Exact reproductions of all the entries, please, and no pictures.

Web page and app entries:
"""

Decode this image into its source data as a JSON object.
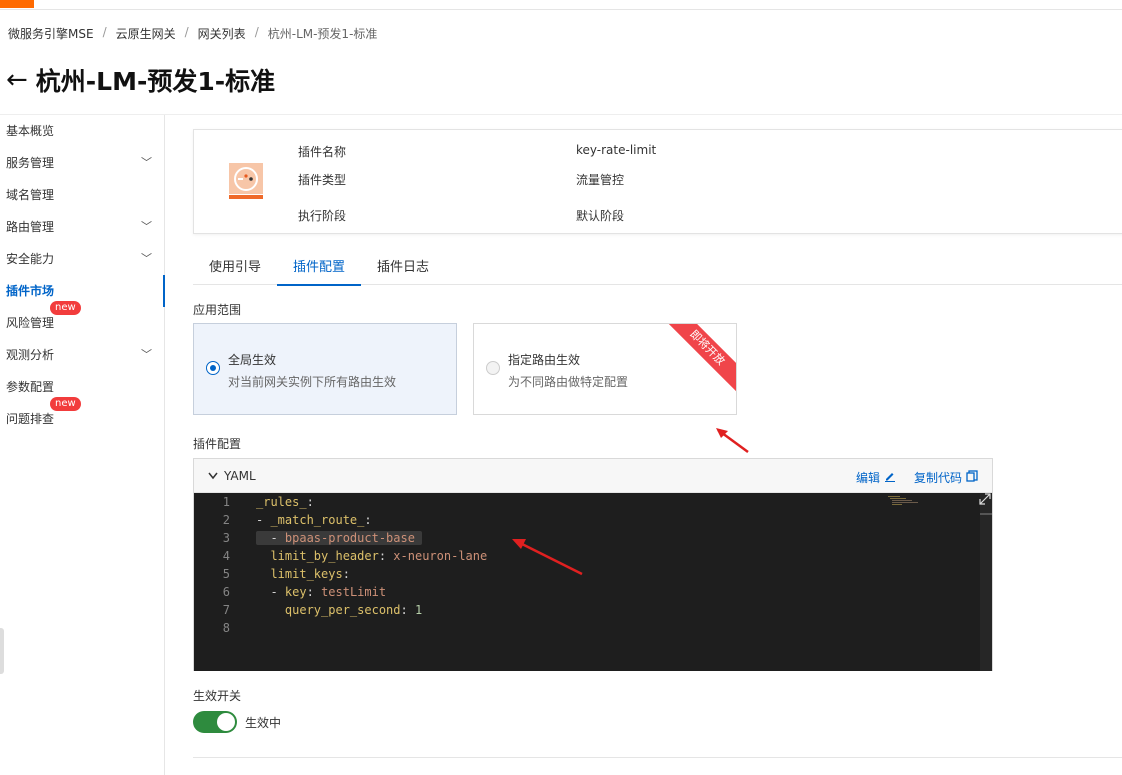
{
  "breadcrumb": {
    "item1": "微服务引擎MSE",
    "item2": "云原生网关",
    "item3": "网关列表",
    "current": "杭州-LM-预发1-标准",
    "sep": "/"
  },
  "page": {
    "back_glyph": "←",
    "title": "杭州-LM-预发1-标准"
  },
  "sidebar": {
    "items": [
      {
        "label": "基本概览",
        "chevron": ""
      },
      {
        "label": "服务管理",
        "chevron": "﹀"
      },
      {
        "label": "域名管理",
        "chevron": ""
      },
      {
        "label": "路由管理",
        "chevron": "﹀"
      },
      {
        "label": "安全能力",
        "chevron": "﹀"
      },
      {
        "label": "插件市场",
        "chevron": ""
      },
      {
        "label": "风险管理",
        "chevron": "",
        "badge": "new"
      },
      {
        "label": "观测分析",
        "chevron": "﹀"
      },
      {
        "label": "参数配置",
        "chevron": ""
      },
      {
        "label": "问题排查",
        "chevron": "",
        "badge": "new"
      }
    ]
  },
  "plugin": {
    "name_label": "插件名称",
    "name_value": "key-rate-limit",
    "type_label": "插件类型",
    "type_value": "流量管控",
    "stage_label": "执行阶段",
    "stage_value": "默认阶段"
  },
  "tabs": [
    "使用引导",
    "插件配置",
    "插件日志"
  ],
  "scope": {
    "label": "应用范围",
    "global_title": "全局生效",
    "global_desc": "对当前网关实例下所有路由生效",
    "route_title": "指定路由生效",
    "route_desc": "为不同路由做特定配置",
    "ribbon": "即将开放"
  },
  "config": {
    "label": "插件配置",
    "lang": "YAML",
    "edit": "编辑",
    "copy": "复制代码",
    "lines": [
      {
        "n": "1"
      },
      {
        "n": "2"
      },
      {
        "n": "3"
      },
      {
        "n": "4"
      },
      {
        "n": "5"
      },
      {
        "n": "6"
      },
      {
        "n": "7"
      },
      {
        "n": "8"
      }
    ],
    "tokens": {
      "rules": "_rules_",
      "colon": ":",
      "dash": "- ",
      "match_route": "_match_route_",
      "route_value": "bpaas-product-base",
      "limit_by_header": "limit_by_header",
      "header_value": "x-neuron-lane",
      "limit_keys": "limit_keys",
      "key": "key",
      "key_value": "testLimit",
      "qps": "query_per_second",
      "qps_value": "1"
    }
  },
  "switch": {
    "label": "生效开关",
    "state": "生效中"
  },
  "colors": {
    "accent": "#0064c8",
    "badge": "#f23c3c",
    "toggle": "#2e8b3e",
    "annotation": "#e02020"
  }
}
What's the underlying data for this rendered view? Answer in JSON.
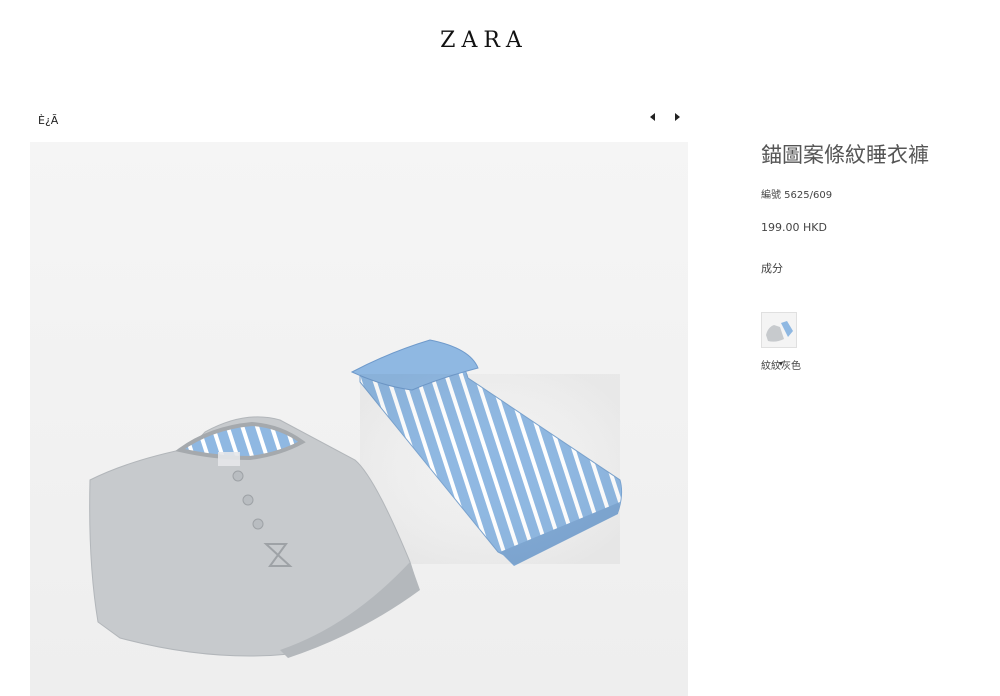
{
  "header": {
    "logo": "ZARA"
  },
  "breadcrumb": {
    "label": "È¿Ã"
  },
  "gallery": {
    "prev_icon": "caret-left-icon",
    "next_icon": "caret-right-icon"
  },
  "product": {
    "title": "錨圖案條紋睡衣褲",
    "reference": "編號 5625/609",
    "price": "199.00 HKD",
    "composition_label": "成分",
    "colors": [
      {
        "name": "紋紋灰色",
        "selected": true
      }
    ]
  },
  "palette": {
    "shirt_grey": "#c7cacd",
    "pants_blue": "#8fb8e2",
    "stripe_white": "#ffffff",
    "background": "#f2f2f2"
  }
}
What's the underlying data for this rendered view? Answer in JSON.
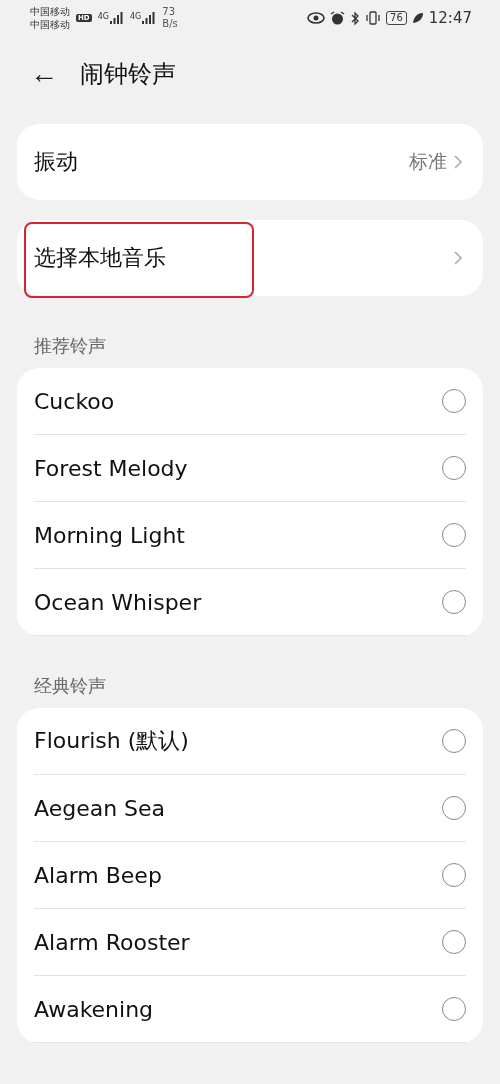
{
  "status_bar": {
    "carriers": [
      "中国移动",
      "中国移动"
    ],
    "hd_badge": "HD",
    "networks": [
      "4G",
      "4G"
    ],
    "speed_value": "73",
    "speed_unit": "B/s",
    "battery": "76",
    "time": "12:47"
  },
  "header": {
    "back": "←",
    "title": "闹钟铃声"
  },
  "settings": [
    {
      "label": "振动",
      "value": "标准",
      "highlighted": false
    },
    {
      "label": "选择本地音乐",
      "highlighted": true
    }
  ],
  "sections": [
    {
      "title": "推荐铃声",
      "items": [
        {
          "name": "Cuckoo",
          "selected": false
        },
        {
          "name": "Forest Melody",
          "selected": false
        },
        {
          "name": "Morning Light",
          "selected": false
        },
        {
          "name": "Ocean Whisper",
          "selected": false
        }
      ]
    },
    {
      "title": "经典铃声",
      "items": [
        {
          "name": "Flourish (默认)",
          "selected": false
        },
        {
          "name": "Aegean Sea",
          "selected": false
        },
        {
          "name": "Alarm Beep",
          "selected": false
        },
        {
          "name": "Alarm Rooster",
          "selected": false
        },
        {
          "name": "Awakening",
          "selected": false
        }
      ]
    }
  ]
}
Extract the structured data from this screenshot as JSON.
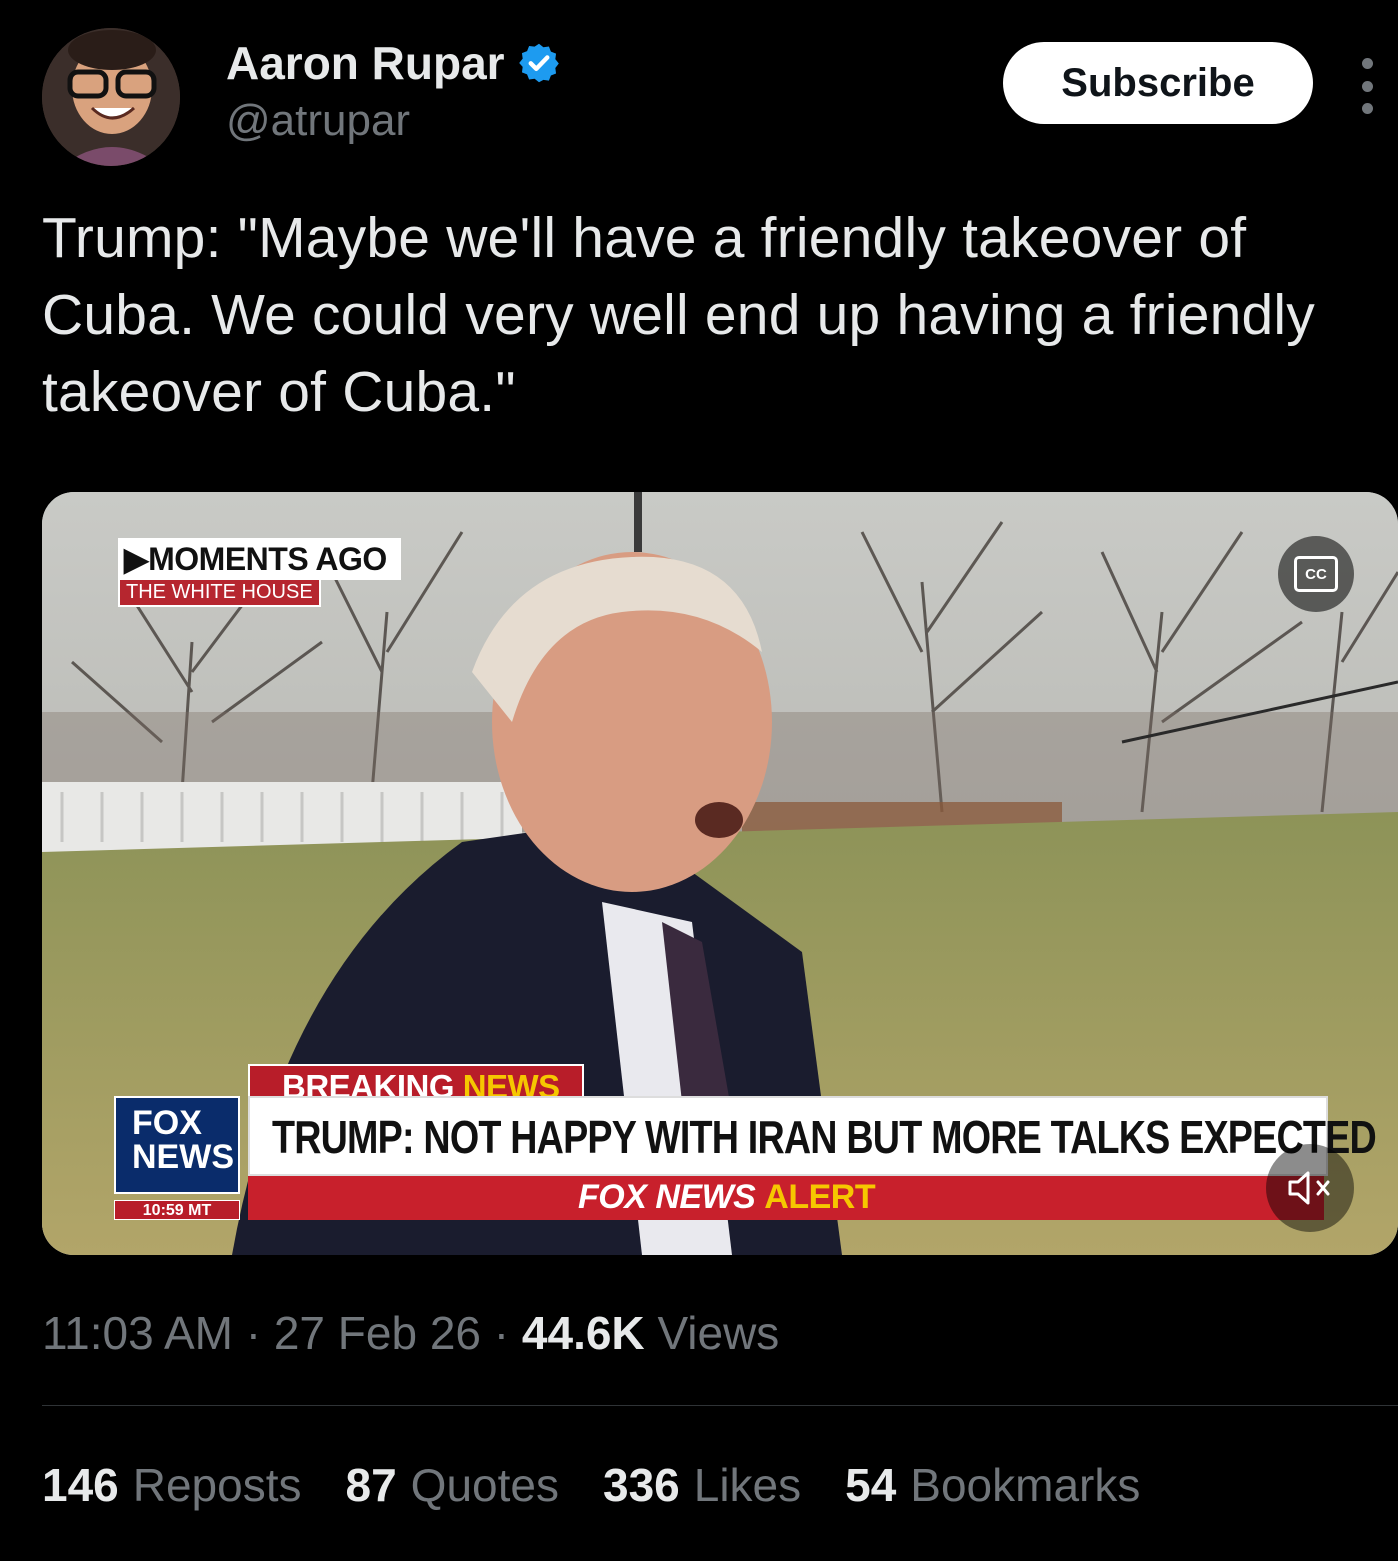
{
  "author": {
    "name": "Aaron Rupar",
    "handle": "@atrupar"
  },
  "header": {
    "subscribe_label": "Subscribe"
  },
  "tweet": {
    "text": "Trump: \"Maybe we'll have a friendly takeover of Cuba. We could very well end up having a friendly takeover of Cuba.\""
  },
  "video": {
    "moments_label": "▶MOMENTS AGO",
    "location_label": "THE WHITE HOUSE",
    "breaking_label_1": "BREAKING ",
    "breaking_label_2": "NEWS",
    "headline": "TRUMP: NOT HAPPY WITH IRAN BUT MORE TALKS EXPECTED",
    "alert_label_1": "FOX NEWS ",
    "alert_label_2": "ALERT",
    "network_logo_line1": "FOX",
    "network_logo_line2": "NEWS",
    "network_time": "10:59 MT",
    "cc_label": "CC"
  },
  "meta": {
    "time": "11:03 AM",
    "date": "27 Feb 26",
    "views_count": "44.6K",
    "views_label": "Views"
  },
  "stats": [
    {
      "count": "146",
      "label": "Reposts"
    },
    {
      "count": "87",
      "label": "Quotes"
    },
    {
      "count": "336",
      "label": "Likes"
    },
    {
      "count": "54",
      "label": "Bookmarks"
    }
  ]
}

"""

# Written solution
Decode this image into its source data as a JSON object.
{
  "breadcrumb": {
    "item1": "微服务引擎MSE",
    "item2": "云原生网关",
    "item3": "网关列表",
    "current": "杭州-LM-预发1-标准",
    "sep": "/"
  },
  "page": {
    "back_glyph": "←",
    "title": "杭州-LM-预发1-标准"
  },
  "sidebar": {
    "items": [
      {
        "label": "基本概览",
        "chevron": ""
      },
      {
        "label": "服务管理",
        "chevron": "﹀"
      },
      {
        "label": "域名管理",
        "chevron": ""
      },
      {
        "label": "路由管理",
        "chevron": "﹀"
      },
      {
        "label": "安全能力",
        "chevron": "﹀"
      },
      {
        "label": "插件市场",
        "chevron": ""
      },
      {
        "label": "风险管理",
        "chevron": "",
        "badge": "new"
      },
      {
        "label": "观测分析",
        "chevron": "﹀"
      },
      {
        "label": "参数配置",
        "chevron": ""
      },
      {
        "label": "问题排查",
        "chevron": "",
        "badge": "new"
      }
    ]
  },
  "plugin": {
    "name_label": "插件名称",
    "name_value": "key-rate-limit",
    "type_label": "插件类型",
    "type_value": "流量管控",
    "stage_label": "执行阶段",
    "stage_value": "默认阶段"
  },
  "tabs": [
    "使用引导",
    "插件配置",
    "插件日志"
  ],
  "scope": {
    "label": "应用范围",
    "global_title": "全局生效",
    "global_desc": "对当前网关实例下所有路由生效",
    "route_title": "指定路由生效",
    "route_desc": "为不同路由做特定配置",
    "ribbon": "即将开放"
  },
  "config": {
    "label": "插件配置",
    "lang": "YAML",
    "edit": "编辑",
    "copy": "复制代码",
    "lines": [
      {
        "n": "1"
      },
      {
        "n": "2"
      },
      {
        "n": "3"
      },
      {
        "n": "4"
      },
      {
        "n": "5"
      },
      {
        "n": "6"
      },
      {
        "n": "7"
      },
      {
        "n": "8"
      }
    ],
    "tokens": {
      "rules": "_rules_",
      "colon": ":",
      "dash": "- ",
      "match_route": "_match_route_",
      "route_value": "bpaas-product-base",
      "limit_by_header": "limit_by_header",
      "header_value": "x-neuron-lane",
      "limit_keys": "limit_keys",
      "key": "key",
      "key_value": "testLimit",
      "qps": "query_per_second",
      "qps_value": "1"
    }
  },
  "switch": {
    "label": "生效开关",
    "state": "生效中"
  },
  "colors": {
    "accent": "#0064c8",
    "badge": "#f23c3c",
    "toggle": "#2e8b3e",
    "annotation": "#e02020"
  }
}
What's the underlying data for this rendered view? Answer in JSON.
{
  "header": {
    "logo": "ZARA"
  },
  "breadcrumb": {
    "label": "È¿Ã"
  },
  "gallery": {
    "prev_icon": "caret-left-icon",
    "next_icon": "caret-right-icon"
  },
  "product": {
    "title": "錨圖案條紋睡衣褲",
    "reference": "編號 5625/609",
    "price": "199.00 HKD",
    "composition_label": "成分",
    "colors": [
      {
        "name": "紋紋灰色",
        "selected": true
      }
    ]
  },
  "palette": {
    "shirt_grey": "#c7cacd",
    "pants_blue": "#8fb8e2",
    "stripe_white": "#ffffff",
    "background": "#f2f2f2"
  }
}
What's the underlying data for this rendered view? Answer in JSON.
{
  "status_bar": {
    "carriers": [
      "中国移动",
      "中国移动"
    ],
    "hd_badge": "HD",
    "networks": [
      "4G",
      "4G"
    ],
    "speed_value": "73",
    "speed_unit": "B/s",
    "battery": "76",
    "time": "12:47"
  },
  "header": {
    "back": "←",
    "title": "闹钟铃声"
  },
  "settings": [
    {
      "label": "振动",
      "value": "标准",
      "highlighted": false
    },
    {
      "label": "选择本地音乐",
      "highlighted": true
    }
  ],
  "sections": [
    {
      "title": "推荐铃声",
      "items": [
        {
          "name": "Cuckoo",
          "selected": false
        },
        {
          "name": "Forest Melody",
          "selected": false
        },
        {
          "name": "Morning Light",
          "selected": false
        },
        {
          "name": "Ocean Whisper",
          "selected": false
        }
      ]
    },
    {
      "title": "经典铃声",
      "items": [
        {
          "name": "Flourish (默认)",
          "selected": false
        },
        {
          "name": "Aegean Sea",
          "selected": false
        },
        {
          "name": "Alarm Beep",
          "selected": false
        },
        {
          "name": "Alarm Rooster",
          "selected": false
        },
        {
          "name": "Awakening",
          "selected": false
        }
      ]
    }
  ]
}
Extract the structured data from this screenshot as JSON.
{
  "author": {
    "name": "Aaron Rupar",
    "handle": "@atrupar"
  },
  "header": {
    "subscribe_label": "Subscribe"
  },
  "tweet": {
    "text": "Trump: \"Maybe we'll have a friendly takeover of Cuba. We could very well end up having a friendly takeover of Cuba.\""
  },
  "video": {
    "moments_label": "▶MOMENTS AGO",
    "location_label": "THE WHITE HOUSE",
    "breaking_label_1": "BREAKING ",
    "breaking_label_2": "NEWS",
    "headline": "TRUMP: NOT HAPPY WITH IRAN BUT MORE TALKS EXPECTED",
    "alert_label_1": "FOX NEWS ",
    "alert_label_2": "ALERT",
    "network_logo_line1": "FOX",
    "network_logo_line2": "NEWS",
    "network_time": "10:59 MT",
    "cc_label": "CC"
  },
  "meta": {
    "time": "11:03 AM",
    "date": "27 Feb 26",
    "views_count": "44.6K",
    "views_label": "Views"
  },
  "stats": [
    {
      "count": "146",
      "label": "Reposts"
    },
    {
      "count": "87",
      "label": "Quotes"
    },
    {
      "count": "336",
      "label": "Likes"
    },
    {
      "count": "54",
      "label": "Bookmarks"
    }
  ]
}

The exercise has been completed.